One of the biggest challenges with this approach is the “push me—pull me” that results between getting the draw level high enough to compete with market salaries, while considering the limited production ability of new hires and the need to cover their draw relatively quickly. This tension tends to push commission rates higher, so the draw is covered faster and can lead to astronomical payouts for top producers and overall problematic economics for the business.

Option #2: Calculate a “Seat Cost”
& Pay Commission Once Seat Cost Is Covered

This may, on the surface, seem the same as Option 1, but it is pretty different and usually leads to a more attainable threshold production level with the benefit of a fixed salary for recruiting. In this method, a multiple of the salary (which often includes allocation for overhead) is used to calculate a threshold below which no incentive pay is earned. Once the seat cost is covered, then commission turns on. For example, if we used 3x the salary of our $40K earner, the monthly threshold is $10,000. A commission rate of 6.67% for all dollars above $10,000 would yield a total payout of $4,000 for the month at $20,000 in GM$ (the same as in Option 1).

$20,000 – $10,000 Seat Cost = $10,000 x 6.67% =
$667 Commission + $3,333 Salary = $4,000 Total Paid

But you can see how the trajectory for higher performance is now reduced from Option 1. In Option 1, pay at $40,000 in production is $8,000 ($40,000 x 20%). Pay under Option 2 at $40,000 is $5,334. ($40,000 – $10,000 = $30,000 x 6.67% = $2,001 + $3,333 salary = $5,334). Your effective rate is now 13.34% and it will REDUCE at higher production levels until it reaches 6.67% (in math this is called the asymptote because it will approach ever closer but never completely reach 6.67% because of the salary). Under Option 1, your cost of compensation is ALWAYS 20%.

There is a third option still, and that is to break the mathematical connection between threshold and salary, and instead, set the threshold based on realistic production levels according to time in position. This can allow for new employees to get a taste of incentive compensation sooner (pay them a lower rate, of course), while giving them an understanding of career progression that aligns with performance and tenure. As they are in the position longer, their production threshold will increase (as it should), but they may also be able to achieve a higher commission rate once they get over the higher threshold. This method also allows you to reward top performers with salary increases that do not carry within them a negative consequence. Under either the draw or the seat cost approach, a raise in salary means an automatically higher threshold. When you decouple them, you now have TWO motivational tools at your disposal instead of just one.

In my next column, we will look at the various ways commissions can be calculated beyond just a flat rate and provide you with an understanding of the economic and motivational dangers of the most common approach.  

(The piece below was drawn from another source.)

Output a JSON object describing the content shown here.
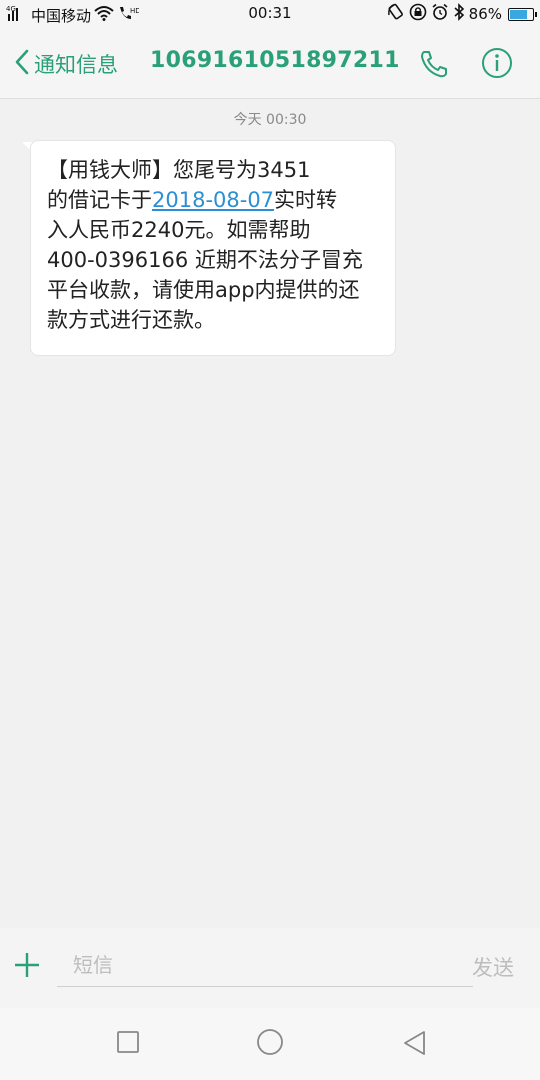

Beth Carroll is the founding partner of Prosperio Group, a business consulting firm that focuses on the strategic management of compensation for global transportation and logistics companies. Beth is based in Chicago, Illinois and has more than 20 years’ experience developing incentive compensation plans for companies across the globe in a variety of industries. Prosperio consultants have completed projects with more than 175 transportation and logistics companies. Beth can be reached at 815-302-1030 or via email at beth.carroll@prosperiogroup.com.

References
1 These ratios do not apply to managed transportation, LTL, contracted freight, heavy haul, or specialty freight or any heavily technology-enabled brokerage business model.
2 Cost of Labor is the alternative approach that looks predominantly at the market value of the job and pays the prevailing wage rate that is required to attract and retain top employees. Production is looked at secondarily to ensure that enough is produced to justify the cost of compensation.

Image credits: nicemonkey/Shutterstock.com. Graphics courtesy of Prosperio Group.